1 January 1948: India formally refers the Kashmir situation to the United Nations.
5 February 1948: A UN resolution calls for an immediate cease-fire and a plebiscite.
1 January 1949: The UN-brokered cease-fire ends the first Indo-Pakistan war, with India and Pakistan agreeing to a plebiscite and the withdrawal of troops behind the cease-fire line, leaving two-thirds of Kashmir under Indian control.
26 January 1950: The constitution of India comes into effect. Article 370 accords autonomous status to Jammu and Kashmir, with Indian jurisdiction restricted to defence, foreign affairs and communications.
October 1950: The National Conference party, led by Sheikh Abudullah, calls for elections in Jammu and Kashmir to create a constituent assembly to determine the future of Kashmir.
30 March 1951: A UN Security Council resolution rejects elections as a substitute for a plebiscite to determine the future status of Kashmir and appoints a representative to effect demilitarization, which is unsuccessful.
September 1951: Amid allegations of vote rigging, National Conference wins all seventy-five seats unopposed in Constituent Assembly elections.
31 October 1951: In his first speech to the assembly, Sheikh Abdullah argues for accession to India. July 1952Abdullah signs the Delhi Agreement, providing for autonomy for Jammu and: Sheikh Kashmir within India. July 1953: The development of the Prasad protest movement (led by Syama Prasad Mookerjee) in 1952, calling for the complete accession and integration of Kashmir into India, pushes Abdullah to make proposals for independence.

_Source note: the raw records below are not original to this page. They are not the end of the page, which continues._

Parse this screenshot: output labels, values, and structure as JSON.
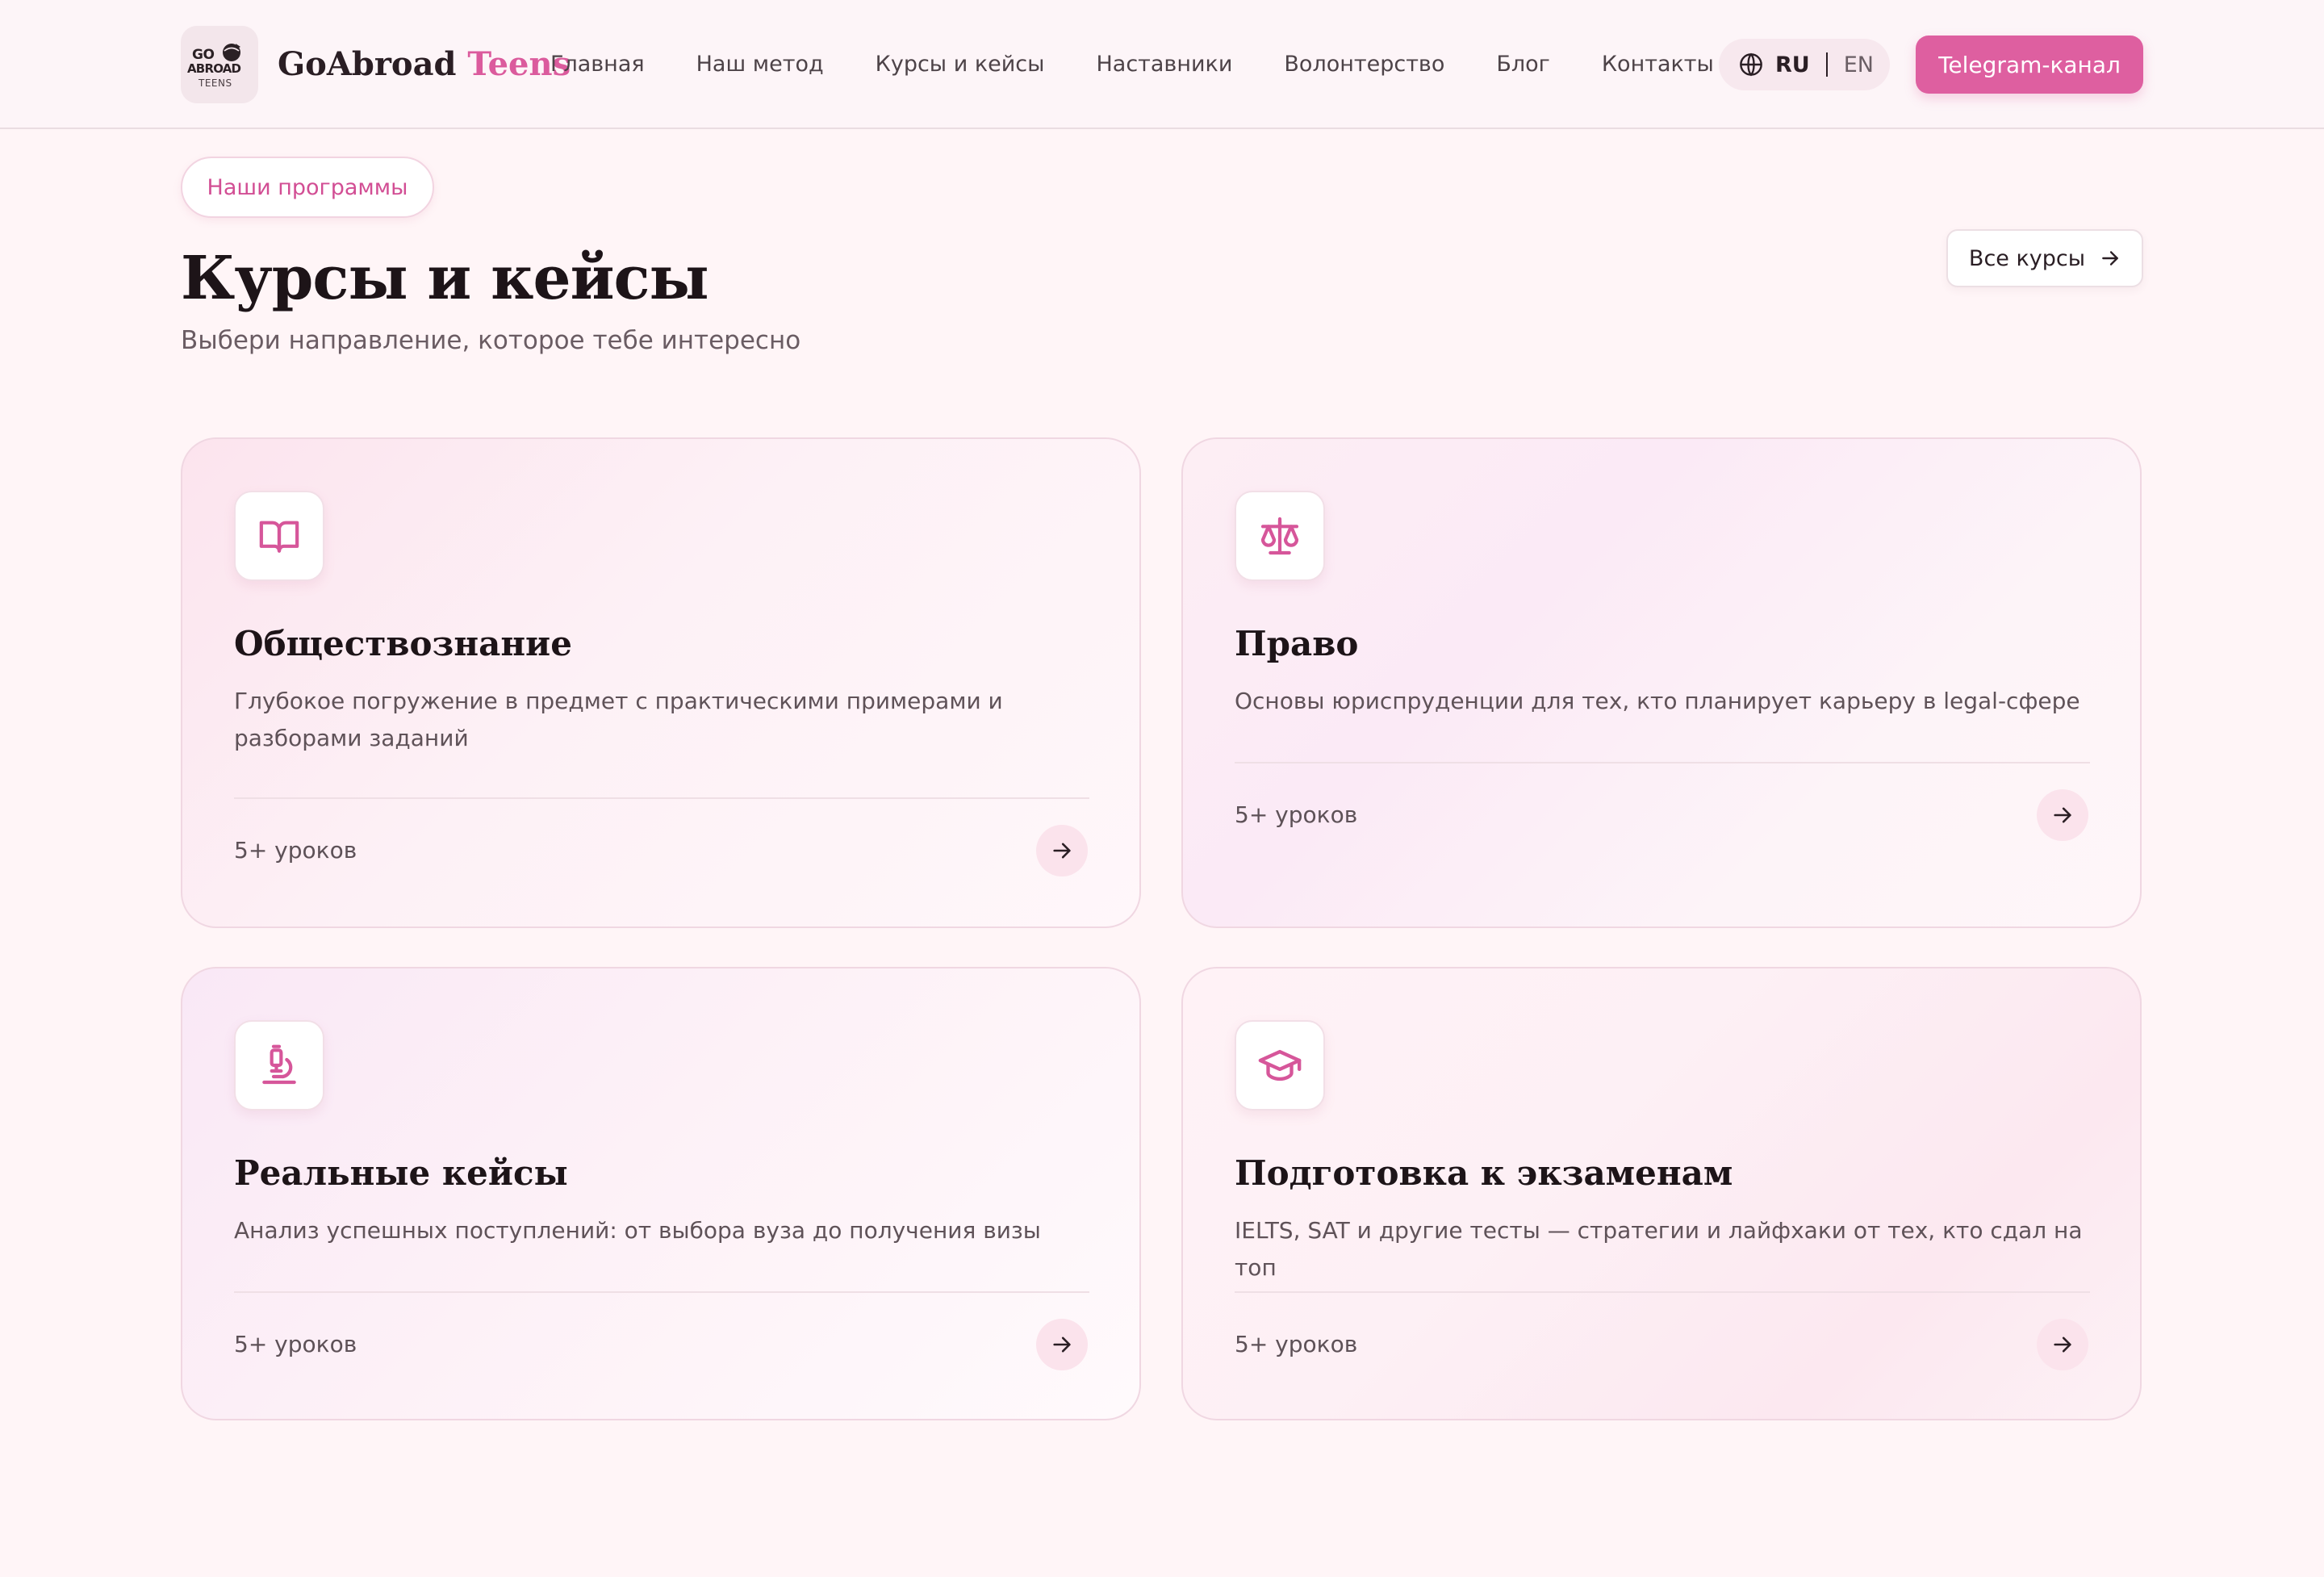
{
  "header": {
    "logo": {
      "line1": "GO",
      "line2": "ABROAD",
      "line3": "TEENS"
    },
    "brand_main": "GoAbroad",
    "brand_accent": "Teens",
    "nav": [
      {
        "label": "Главная"
      },
      {
        "label": "Наш метод"
      },
      {
        "label": "Курсы и кейсы"
      },
      {
        "label": "Наставники"
      },
      {
        "label": "Волонтерство"
      },
      {
        "label": "Блог"
      },
      {
        "label": "Контакты"
      }
    ],
    "lang": {
      "active": "RU",
      "other": "EN"
    },
    "cta": "Telegram-канал"
  },
  "section": {
    "pill": "Наши программы",
    "title": "Курсы и кейсы",
    "subtitle": "Выбери направление, которое тебе интересно",
    "all_courses": "Все курсы"
  },
  "cards": [
    {
      "icon": "book-icon",
      "title": "Обществознание",
      "description": "Глубокое погружение в предмет с практическими примерами и разборами заданий",
      "lessons": "5+ уроков"
    },
    {
      "icon": "scale-icon",
      "title": "Право",
      "description": "Основы юриспруденции для тех, кто планирует карьеру в legal-сфере",
      "lessons": "5+ уроков"
    },
    {
      "icon": "microscope-icon",
      "title": "Реальные кейсы",
      "description": "Анализ успешных поступлений: от выбора вуза до получения визы",
      "lessons": "5+ уроков"
    },
    {
      "icon": "graduation-cap-icon",
      "title": "Подготовка к экзаменам",
      "description": "IELTS, SAT и другие тесты — стратегии и лайфхаки от тех, кто сдал на топ",
      "lessons": "5+ уроков"
    }
  ],
  "colors": {
    "accent": "#de5fa0",
    "background": "#fff5f7",
    "text": "#1d1418"
  }
}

8 August 1953: Abdullah is dismissed as prime minister and arrested and imprisoned by India. Bhashi Ghulam Mohammad takes his place. Protests are put down with force.
17–20 August 1953: Indian and Pakistani prime ministers meet in New Delhi and agree to the appointment of a plebiscite administrator by the end of April 1954. However, as the alliance between Pakistan and the US deepens, Indian considerations over Kashmir become coloured by the Cold War and the plebiscite is off the table.